Make your life smoke free. Ask friends and family members to respect your new lifestyle and refrain from smoking around you. This may mean asking them to smoke only outside and not in your house or car. You remove your temptation, and you may also encourage them to rethink their habit. It can be a win-win.
Manage stress. In the past, you turned to cigarettes as a quick pick-me-up when times were stressful—but no more. Now you must find techniques to deal with everyday stress in a healthier way. Physical activity—walking, cleaning the house, or gardening—can help you reduce stress while keeping your mind off any cravings. Deep-breathing techniques or meditation can help you find calm and avoid taking stress out in less constructive ways.

Turn to Your Accountability Partner. Be honest, and tell them about your withdrawal. Also, let them know the rationalizations you’re making: “Just one cigarette won’t set me back too much” or “I’ll smoke a cigarette just this once to get through this craving.” Your partner can help you identify ways you are sabotaging your quit-smoking plan, and can provide the support and encouragement to get through the craving.

Celebrate Milestones. Congratulations! You have reached a milestone. You made it a whole day without smoking. Reward yourself when you reach your goals—a day, a week, a month, six months of being cigarette-free. That way, when you are telling yourself “one cigarette won’t hurt,” you can focus on the prize you have set up as celebration for being strong. Treat yourself to some downtime—maybe indulge in a bubble bath, slip away to watch your favorite TV show, or take yourself out to a movie. And plan for tomorrow’s mini celebration so you will have something to look forward to when a craving sets in.

Hope on the Horizon

The American Medical Association (AMA) adopted new anti-tobacco policies in 2016 to strengthen and reaffirm the organization’s stance against tobacco usage. The policies ask the Food and Drug Administration (FDA) to require tobacco companies to add color, graphic warning labels to all cigarette packages, and call for raising the minimum legal purchase age of all tobacco products to 21.

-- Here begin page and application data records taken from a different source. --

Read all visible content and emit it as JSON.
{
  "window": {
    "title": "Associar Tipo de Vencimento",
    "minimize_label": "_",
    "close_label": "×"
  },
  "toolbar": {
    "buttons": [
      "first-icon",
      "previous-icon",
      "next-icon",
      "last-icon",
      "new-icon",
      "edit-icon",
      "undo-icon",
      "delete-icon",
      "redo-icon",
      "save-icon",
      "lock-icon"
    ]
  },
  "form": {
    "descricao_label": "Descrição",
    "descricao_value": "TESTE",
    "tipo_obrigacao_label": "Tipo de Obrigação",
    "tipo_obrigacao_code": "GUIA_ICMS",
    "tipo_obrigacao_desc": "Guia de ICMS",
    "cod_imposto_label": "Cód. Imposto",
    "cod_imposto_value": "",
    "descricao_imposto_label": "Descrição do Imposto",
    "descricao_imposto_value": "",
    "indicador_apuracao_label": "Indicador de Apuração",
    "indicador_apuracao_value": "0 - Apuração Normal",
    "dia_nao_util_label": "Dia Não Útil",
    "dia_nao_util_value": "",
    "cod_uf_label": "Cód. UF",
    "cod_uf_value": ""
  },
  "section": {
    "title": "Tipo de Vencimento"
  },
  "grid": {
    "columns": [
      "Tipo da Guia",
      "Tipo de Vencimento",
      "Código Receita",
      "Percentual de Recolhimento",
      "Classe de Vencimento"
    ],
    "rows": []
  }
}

AMA Board Member William E. Kobler, M.D. commented, “As part of the AMA’s effort to improve the health of the nation, the policies adopted today further our longtime commitment to keeping all harmful tobacco products out of the hands of young people. California and Hawaii have already raised the minimum legal purchase age of tobacco products to 21, and we encourage all states to follow suit.”

According to a recent study by the National Academies of Sciences, Engineering, and Medicine, raising the minimum legal purchase age of tobacco products to 21 could result in a 12% decrease in smoking prevalence among this nation’s young people.

If you have questions about any healthcare issue, contact the primary care providers at Coastal Carolina Health Care by calling (252) 633-4111 or visiting www.cchchealthcare.com.

(Sources: American Cancer Society; Tobacco-Free Collage Campus Initiative; American Medical Association; Military Health System; Defense Health Agency; Centers for Disease Control and Prevention; Healthline Networks; Tobacco Free California; and National Public Health Information Coalition.)